Scientists may have just discovered the oldest soft tissue in existence—inside the bone of a 195-million-year-old dinosaur.
According to a Jan. 31 report in Nature Communications, potential bits of collagen (the structural protein found in connective tissue), as well as possible remnants of blood, were found inside the rib of a Lufengosaurus, a little-known, long-necked plant eater from the early Jurassic period thought to be about 26 feet long.
Lufengosaurus fossils are commonly found in Lufeng, a county in China’s Yunnan Province. Some of the same paleontologists involved in the Nature Communications study discovered nests full of fossilized Lufengosaurus embryos in 2013.
Though collagen has been detected in dinosaur bones before, this particular discovery is considerably older than the previously oldest soft-tissue specimen ever discovered, which was located inside an 80-million-year-old hadrosaur femur.
“We have shown the presence of protein preserved in a 195-million-year-old dinosaur, at least 120 million years older than any other similar discovery,” study co-author Robert Reisz, of the University of Toronto Mississauga, told the AFP news agency. “These proteins are the building blocks of animal soft tissues, and it’s exciting to understand how they have been preserved.”
Previous paleontological soft-tissue discoveries required either cutting fossils with a grindstone or dissolving bones in acid, but the Lufengosaurus rib was examined using a synchrotron, a type of superpowered X-ray machine the size of a football field, at the National Synchrotron Radiation Research Center in Taiwan. This method not only provides for a clearer look at a specimen, but also prevents damage to the fossil.

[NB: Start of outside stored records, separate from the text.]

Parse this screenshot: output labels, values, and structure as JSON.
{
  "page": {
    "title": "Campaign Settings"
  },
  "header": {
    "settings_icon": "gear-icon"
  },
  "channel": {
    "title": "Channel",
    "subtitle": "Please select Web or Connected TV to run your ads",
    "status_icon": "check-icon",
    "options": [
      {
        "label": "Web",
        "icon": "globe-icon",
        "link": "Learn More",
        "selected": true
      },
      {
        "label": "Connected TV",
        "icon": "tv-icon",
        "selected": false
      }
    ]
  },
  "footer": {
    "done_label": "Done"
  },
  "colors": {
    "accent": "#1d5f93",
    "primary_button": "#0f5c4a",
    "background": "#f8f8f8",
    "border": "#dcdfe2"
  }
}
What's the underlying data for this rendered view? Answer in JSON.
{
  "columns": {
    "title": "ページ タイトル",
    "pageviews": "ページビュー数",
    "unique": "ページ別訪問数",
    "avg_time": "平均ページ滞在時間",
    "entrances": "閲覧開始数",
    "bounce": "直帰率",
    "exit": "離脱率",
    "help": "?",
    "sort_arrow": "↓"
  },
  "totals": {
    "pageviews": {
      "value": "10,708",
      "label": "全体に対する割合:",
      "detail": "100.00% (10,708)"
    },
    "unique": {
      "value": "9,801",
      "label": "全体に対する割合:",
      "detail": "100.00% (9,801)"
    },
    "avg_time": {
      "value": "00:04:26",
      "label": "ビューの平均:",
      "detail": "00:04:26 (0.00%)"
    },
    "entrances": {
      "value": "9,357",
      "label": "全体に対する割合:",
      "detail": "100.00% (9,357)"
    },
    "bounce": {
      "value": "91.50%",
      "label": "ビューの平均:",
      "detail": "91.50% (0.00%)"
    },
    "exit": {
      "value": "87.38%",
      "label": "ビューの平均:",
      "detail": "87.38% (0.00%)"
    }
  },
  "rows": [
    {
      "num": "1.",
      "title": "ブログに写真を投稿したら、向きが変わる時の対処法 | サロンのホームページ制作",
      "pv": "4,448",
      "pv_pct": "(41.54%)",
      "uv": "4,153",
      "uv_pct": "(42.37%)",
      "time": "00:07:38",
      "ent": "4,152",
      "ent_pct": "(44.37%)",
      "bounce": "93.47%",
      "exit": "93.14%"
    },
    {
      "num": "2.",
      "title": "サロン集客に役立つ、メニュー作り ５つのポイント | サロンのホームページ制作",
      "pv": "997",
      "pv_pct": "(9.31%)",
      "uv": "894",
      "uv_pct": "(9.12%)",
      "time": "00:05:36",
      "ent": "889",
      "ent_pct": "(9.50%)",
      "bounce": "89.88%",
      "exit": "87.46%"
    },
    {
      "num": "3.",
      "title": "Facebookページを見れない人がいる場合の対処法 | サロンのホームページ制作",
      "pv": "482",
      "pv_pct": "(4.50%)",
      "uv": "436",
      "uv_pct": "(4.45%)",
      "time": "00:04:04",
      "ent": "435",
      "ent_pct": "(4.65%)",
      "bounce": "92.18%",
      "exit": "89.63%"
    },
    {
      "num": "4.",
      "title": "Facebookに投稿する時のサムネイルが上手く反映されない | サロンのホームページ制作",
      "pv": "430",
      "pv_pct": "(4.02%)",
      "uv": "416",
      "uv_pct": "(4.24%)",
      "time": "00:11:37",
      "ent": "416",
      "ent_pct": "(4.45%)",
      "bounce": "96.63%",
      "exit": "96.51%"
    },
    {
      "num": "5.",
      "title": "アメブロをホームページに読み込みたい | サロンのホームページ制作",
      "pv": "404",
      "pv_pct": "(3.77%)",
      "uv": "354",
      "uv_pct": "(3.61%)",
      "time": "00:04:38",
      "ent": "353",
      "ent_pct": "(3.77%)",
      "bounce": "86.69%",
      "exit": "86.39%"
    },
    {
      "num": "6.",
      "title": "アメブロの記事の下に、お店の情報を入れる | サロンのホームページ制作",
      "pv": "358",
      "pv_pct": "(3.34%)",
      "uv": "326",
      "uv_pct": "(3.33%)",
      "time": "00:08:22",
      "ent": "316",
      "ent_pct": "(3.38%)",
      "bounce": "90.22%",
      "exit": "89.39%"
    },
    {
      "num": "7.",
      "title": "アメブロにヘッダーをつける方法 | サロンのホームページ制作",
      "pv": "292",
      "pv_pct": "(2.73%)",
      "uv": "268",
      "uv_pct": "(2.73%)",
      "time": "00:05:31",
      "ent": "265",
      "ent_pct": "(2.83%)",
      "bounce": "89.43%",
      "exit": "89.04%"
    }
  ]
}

Kat Merck is a freelance writer and editor based in Portland, Oregon. An amateur naturalist who studied forestry and natural resources at Cal Poly State University in San Luis Obispo, she writes on a wide range of topics for local and national publications.